Input data -
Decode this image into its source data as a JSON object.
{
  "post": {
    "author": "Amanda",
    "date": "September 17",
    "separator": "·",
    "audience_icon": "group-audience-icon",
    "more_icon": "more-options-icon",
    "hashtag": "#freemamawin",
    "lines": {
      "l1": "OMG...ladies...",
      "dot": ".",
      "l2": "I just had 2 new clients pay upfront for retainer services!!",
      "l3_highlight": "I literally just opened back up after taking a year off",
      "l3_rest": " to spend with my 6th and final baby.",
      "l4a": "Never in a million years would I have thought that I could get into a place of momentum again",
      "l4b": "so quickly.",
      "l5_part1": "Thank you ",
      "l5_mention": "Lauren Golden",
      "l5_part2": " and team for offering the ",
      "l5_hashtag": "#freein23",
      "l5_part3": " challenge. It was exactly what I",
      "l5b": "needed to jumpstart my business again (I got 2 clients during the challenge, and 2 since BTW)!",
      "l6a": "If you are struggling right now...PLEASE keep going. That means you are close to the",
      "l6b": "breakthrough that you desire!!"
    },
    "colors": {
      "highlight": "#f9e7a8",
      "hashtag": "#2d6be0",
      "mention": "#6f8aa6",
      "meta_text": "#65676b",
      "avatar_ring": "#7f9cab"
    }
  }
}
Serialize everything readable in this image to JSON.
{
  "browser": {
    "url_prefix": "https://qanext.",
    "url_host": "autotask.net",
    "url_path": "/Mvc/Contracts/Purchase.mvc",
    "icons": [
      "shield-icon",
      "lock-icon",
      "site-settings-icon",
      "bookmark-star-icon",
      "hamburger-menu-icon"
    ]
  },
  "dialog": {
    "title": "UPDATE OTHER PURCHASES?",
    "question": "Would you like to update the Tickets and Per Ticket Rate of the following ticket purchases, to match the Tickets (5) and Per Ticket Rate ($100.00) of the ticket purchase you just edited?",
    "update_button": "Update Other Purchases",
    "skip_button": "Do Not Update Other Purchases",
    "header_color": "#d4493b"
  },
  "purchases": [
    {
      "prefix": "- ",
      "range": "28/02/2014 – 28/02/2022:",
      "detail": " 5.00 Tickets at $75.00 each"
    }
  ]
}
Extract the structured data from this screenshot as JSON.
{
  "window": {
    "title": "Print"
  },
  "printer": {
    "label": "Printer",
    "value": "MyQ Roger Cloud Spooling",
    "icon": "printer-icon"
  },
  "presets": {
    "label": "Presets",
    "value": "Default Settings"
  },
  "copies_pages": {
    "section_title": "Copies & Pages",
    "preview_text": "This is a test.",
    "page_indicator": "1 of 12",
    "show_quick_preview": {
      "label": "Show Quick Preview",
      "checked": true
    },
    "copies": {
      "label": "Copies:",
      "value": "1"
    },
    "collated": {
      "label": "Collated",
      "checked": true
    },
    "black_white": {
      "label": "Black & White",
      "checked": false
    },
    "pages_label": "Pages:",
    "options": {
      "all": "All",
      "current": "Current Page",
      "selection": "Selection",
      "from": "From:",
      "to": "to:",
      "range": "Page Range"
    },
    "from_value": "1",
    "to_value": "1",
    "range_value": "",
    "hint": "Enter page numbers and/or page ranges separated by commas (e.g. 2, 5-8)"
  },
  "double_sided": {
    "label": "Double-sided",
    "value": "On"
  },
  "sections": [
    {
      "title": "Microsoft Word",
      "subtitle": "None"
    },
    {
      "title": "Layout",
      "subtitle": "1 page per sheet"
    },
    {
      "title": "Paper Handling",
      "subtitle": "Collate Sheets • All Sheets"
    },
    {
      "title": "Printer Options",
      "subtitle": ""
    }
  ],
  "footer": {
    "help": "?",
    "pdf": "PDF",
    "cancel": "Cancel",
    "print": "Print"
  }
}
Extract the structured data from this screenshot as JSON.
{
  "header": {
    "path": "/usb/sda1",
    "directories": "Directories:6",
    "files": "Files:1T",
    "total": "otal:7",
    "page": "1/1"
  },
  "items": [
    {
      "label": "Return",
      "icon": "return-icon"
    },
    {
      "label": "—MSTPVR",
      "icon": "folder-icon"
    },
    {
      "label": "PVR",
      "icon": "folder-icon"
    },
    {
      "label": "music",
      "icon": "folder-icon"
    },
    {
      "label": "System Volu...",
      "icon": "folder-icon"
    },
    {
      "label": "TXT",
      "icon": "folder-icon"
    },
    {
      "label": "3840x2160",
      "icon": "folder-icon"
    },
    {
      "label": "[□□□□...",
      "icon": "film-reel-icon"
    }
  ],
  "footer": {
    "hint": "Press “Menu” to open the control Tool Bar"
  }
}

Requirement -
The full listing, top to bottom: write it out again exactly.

Result of the task -
Decode this image into its source data as a JSON object.
{
  "post": {
    "author": "Amanda",
    "date": "September 17",
    "separator": "·",
    "audience_icon": "group-audience-icon",
    "more_icon": "more-options-icon",
    "hashtag": "#freemamawin",
    "lines": {
      "l1": "OMG...ladies...",
      "dot": ".",
      "l2": "I just had 2 new clients pay upfront for retainer services!!",
      "l3_highlight": "I literally just opened back up after taking a year off",
      "l3_rest": " to spend with my 6th and final baby.",
      "l4a": "Never in a million years would I have thought that I could get into a place of momentum again",
      "l4b": "so quickly.",
      "l5_part1": "Thank you ",
      "l5_mention": "Lauren Golden",
      "l5_part2": " and team for offering the ",
      "l5_hashtag": "#freein23",
      "l5_part3": " challenge. It was exactly what I",
      "l5b": "needed to jumpstart my business again (I got 2 clients during the challenge, and 2 since BTW)!",
      "l6a": "If you are struggling right now...PLEASE keep going. That means you are close to the",
      "l6b": "breakthrough that you desire!!"
    },
    "colors": {
      "highlight": "#f9e7a8",
      "hashtag": "#2d6be0",
      "mention": "#6f8aa6",
      "meta_text": "#65676b",
      "avatar_ring": "#7f9cab"
    }
  }
}
Serialize everything readable in this image to JSON.
{
  "browser": {
    "url_prefix": "https://qanext.",
    "url_host": "autotask.net",
    "url_path": "/Mvc/Contracts/Purchase.mvc",
    "icons": [
      "shield-icon",
      "lock-icon",
      "site-settings-icon",
      "bookmark-star-icon",
      "hamburger-menu-icon"
    ]
  },
  "dialog": {
    "title": "UPDATE OTHER PURCHASES?",
    "question": "Would you like to update the Tickets and Per Ticket Rate of the following ticket purchases, to match the Tickets (5) and Per Ticket Rate ($100.00) of the ticket purchase you just edited?",
    "update_button": "Update Other Purchases",
    "skip_button": "Do Not Update Other Purchases",
    "header_color": "#d4493b"
  },
  "purchases": [
    {
      "prefix": "- ",
      "range": "28/02/2014 – 28/02/2022:",
      "detail": " 5.00 Tickets at $75.00 each"
    }
  ]
}
Extract the structured data from this screenshot as JSON.
{
  "window": {
    "title": "Print"
  },
  "printer": {
    "label": "Printer",
    "value": "MyQ Roger Cloud Spooling",
    "icon": "printer-icon"
  },
  "presets": {
    "label": "Presets",
    "value": "Default Settings"
  },
  "copies_pages": {
    "section_title": "Copies & Pages",
    "preview_text": "This is a test.",
    "page_indicator": "1 of 12",
    "show_quick_preview": {
      "label": "Show Quick Preview",
      "checked": true
    },
    "copies": {
      "label": "Copies:",
      "value": "1"
    },
    "collated": {
      "label": "Collated",
      "checked": true
    },
    "black_white": {
      "label": "Black & White",
      "checked": false
    },
    "pages_label": "Pages:",
    "options": {
      "all": "All",
      "current": "Current Page",
      "selection": "Selection",
      "from": "From:",
      "to": "to:",
      "range": "Page Range"
    },
    "from_value": "1",
    "to_value": "1",
    "range_value": "",
    "hint": "Enter page numbers and/or page ranges separated by commas (e.g. 2, 5-8)"
  },
  "double_sided": {
    "label": "Double-sided",
    "value": "On"
  },
  "sections": [
    {
      "title": "Microsoft Word",
      "subtitle": "None"
    },
    {
      "title": "Layout",
      "subtitle": "1 page per sheet"
    },
    {
      "title": "Paper Handling",
      "subtitle": "Collate Sheets • All Sheets"
    },
    {
      "title": "Printer Options",
      "subtitle": ""
    }
  ],
  "footer": {
    "help": "?",
    "pdf": "PDF",
    "cancel": "Cancel",
    "print": "Print"
  }
}
Extract the structured data from this screenshot as JSON.
{
  "header": {
    "path": "/usb/sda1",
    "directories": "Directories:6",
    "files": "Files:1T",
    "total": "otal:7",
    "page": "1/1"
  },
  "items": [
    {
      "label": "Return",
      "icon": "return-icon"
    },
    {
      "label": "—MSTPVR",
      "icon": "folder-icon"
    },
    {
      "label": "PVR",
      "icon": "folder-icon"
    },
    {
      "label": "music",
      "icon": "folder-icon"
    },
    {
      "label": "System Volu...",
      "icon": "folder-icon"
    },
    {
      "label": "TXT",
      "icon": "folder-icon"
    },
    {
      "label": "3840x2160",
      "icon": "folder-icon"
    },
    {
      "label": "[□□□□...",
      "icon": "film-reel-icon"
    }
  ],
  "footer": {
    "hint": "Press “Menu” to open the control Tool Bar"
  }
}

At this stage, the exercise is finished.